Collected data
╔══

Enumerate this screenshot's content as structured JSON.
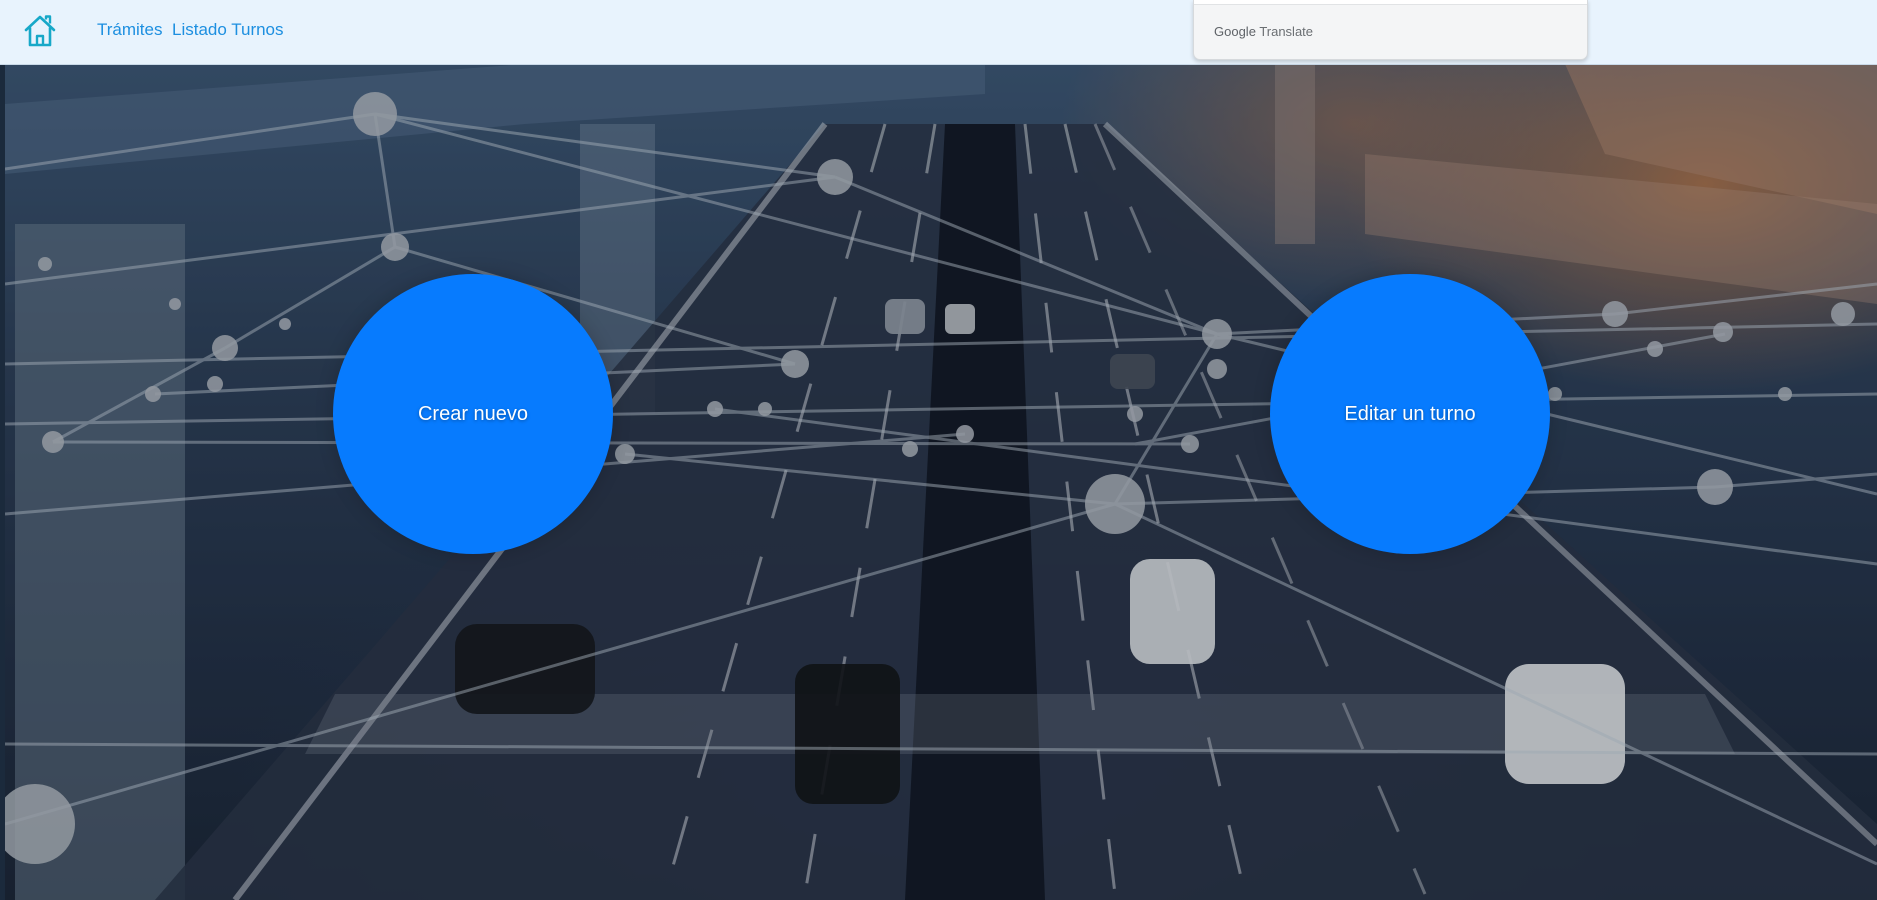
{
  "navbar": {
    "home_icon": "home-icon",
    "links": [
      {
        "label": "Trámites"
      },
      {
        "label": "Listado Turnos"
      }
    ]
  },
  "translate": {
    "brand_google": "Google",
    "brand_translate": "Translate"
  },
  "main": {
    "actions": [
      {
        "label": "Crear nuevo"
      },
      {
        "label": "Editar un turno"
      }
    ]
  },
  "colors": {
    "accent": "#077bfe",
    "nav_link": "#1d8fe0",
    "nav_background": "#e8f3fd",
    "home_icon": "#17a8c8"
  }
}
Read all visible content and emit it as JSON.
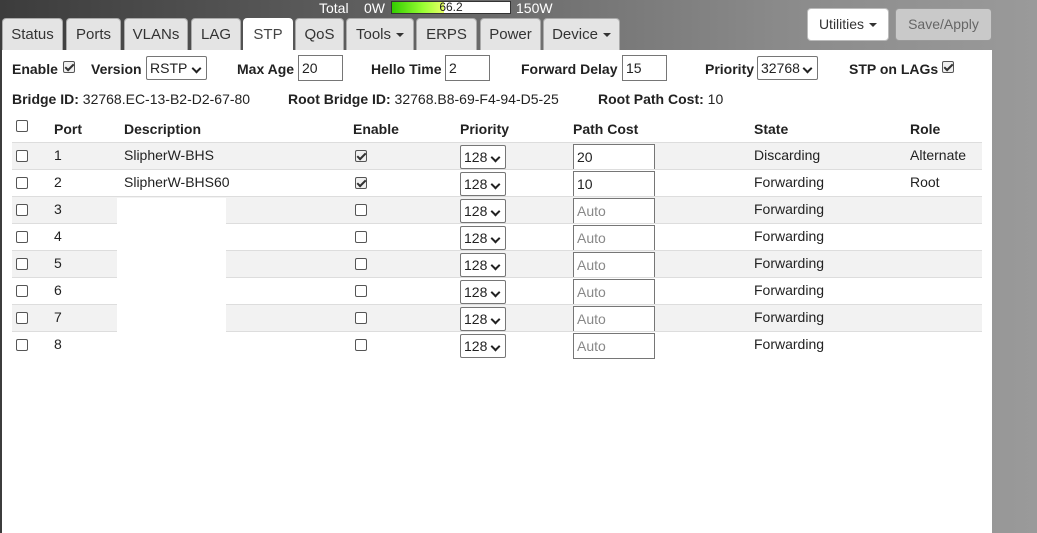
{
  "power": {
    "total_label": "Total",
    "min_label": "0W",
    "value": "66.2",
    "max_label": "150W",
    "fill_percent": 44
  },
  "tabs": [
    {
      "label": "Status"
    },
    {
      "label": "Ports"
    },
    {
      "label": "VLANs"
    },
    {
      "label": "LAG"
    },
    {
      "label": "STP",
      "active": true
    },
    {
      "label": "QoS"
    },
    {
      "label": "Tools",
      "dropdown": true
    },
    {
      "label": "ERPS"
    },
    {
      "label": "Power"
    },
    {
      "label": "Device",
      "dropdown": true
    }
  ],
  "toolbar": {
    "utilities_label": "Utilities",
    "save_label": "Save/Apply"
  },
  "settings": {
    "enable_label": "Enable",
    "enable_checked": true,
    "version_label": "Version",
    "version_value": "RSTP",
    "max_age_label": "Max Age",
    "max_age_value": "20",
    "hello_time_label": "Hello Time",
    "hello_time_value": "2",
    "forward_delay_label": "Forward Delay",
    "forward_delay_value": "15",
    "priority_label": "Priority",
    "priority_value": "32768",
    "stp_lags_label": "STP on LAGs",
    "stp_lags_checked": true
  },
  "info": {
    "bridge_id_label": "Bridge ID:",
    "bridge_id_value": "32768.EC-13-B2-D2-67-80",
    "root_bridge_label": "Root Bridge ID:",
    "root_bridge_value": "32768.B8-69-F4-94-D5-25",
    "root_path_label": "Root Path Cost:",
    "root_path_value": "10"
  },
  "table": {
    "headers": {
      "port": "Port",
      "description": "Description",
      "enable": "Enable",
      "priority": "Priority",
      "path_cost": "Path Cost",
      "state": "State",
      "role": "Role"
    },
    "rows": [
      {
        "port": "1",
        "description": "SlipherW-BHS",
        "enabled": true,
        "priority": "128",
        "path_cost": "20",
        "placeholder": "",
        "state": "Discarding",
        "role": "Alternate"
      },
      {
        "port": "2",
        "description": "SlipherW-BHS60",
        "enabled": true,
        "priority": "128",
        "path_cost": "10",
        "placeholder": "",
        "state": "Forwarding",
        "role": "Root"
      },
      {
        "port": "3",
        "description": "",
        "enabled": false,
        "priority": "128",
        "path_cost": "",
        "placeholder": "Auto",
        "state": "Forwarding",
        "role": ""
      },
      {
        "port": "4",
        "description": "",
        "enabled": false,
        "priority": "128",
        "path_cost": "",
        "placeholder": "Auto",
        "state": "Forwarding",
        "role": ""
      },
      {
        "port": "5",
        "description": "",
        "enabled": false,
        "priority": "128",
        "path_cost": "",
        "placeholder": "Auto",
        "state": "Forwarding",
        "role": ""
      },
      {
        "port": "6",
        "description": "",
        "enabled": false,
        "priority": "128",
        "path_cost": "",
        "placeholder": "Auto",
        "state": "Forwarding",
        "role": ""
      },
      {
        "port": "7",
        "description": "",
        "enabled": false,
        "priority": "128",
        "path_cost": "",
        "placeholder": "Auto",
        "state": "Forwarding",
        "role": ""
      },
      {
        "port": "8",
        "description": "",
        "enabled": false,
        "priority": "128",
        "path_cost": "",
        "placeholder": "Auto",
        "state": "Forwarding",
        "role": ""
      }
    ]
  }
}
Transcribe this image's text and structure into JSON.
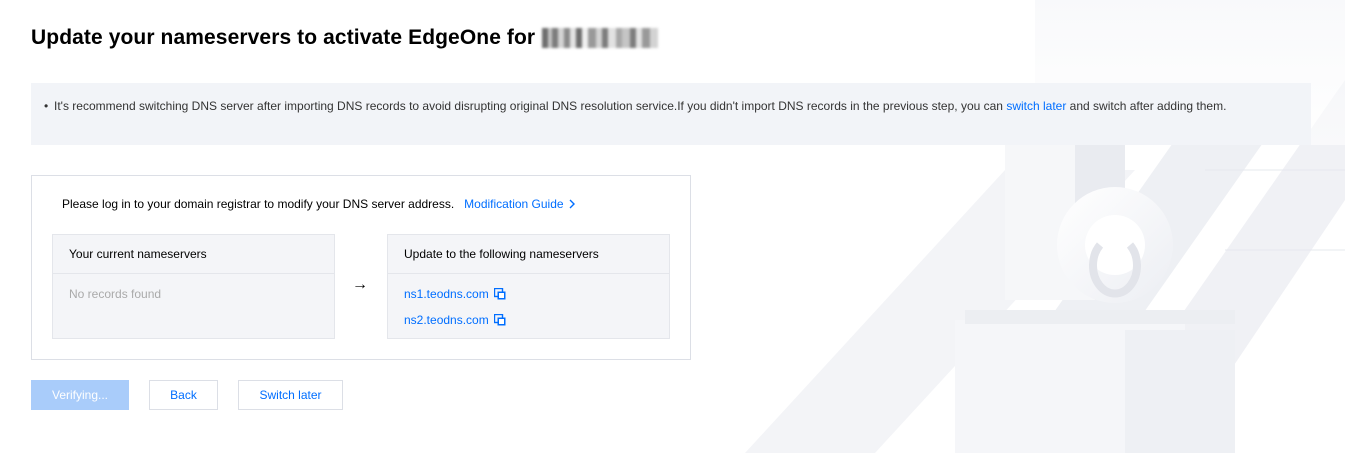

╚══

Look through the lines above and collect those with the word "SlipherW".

        "description": "SlipherW-BHS",
        "description": "SlipherW-BHS60",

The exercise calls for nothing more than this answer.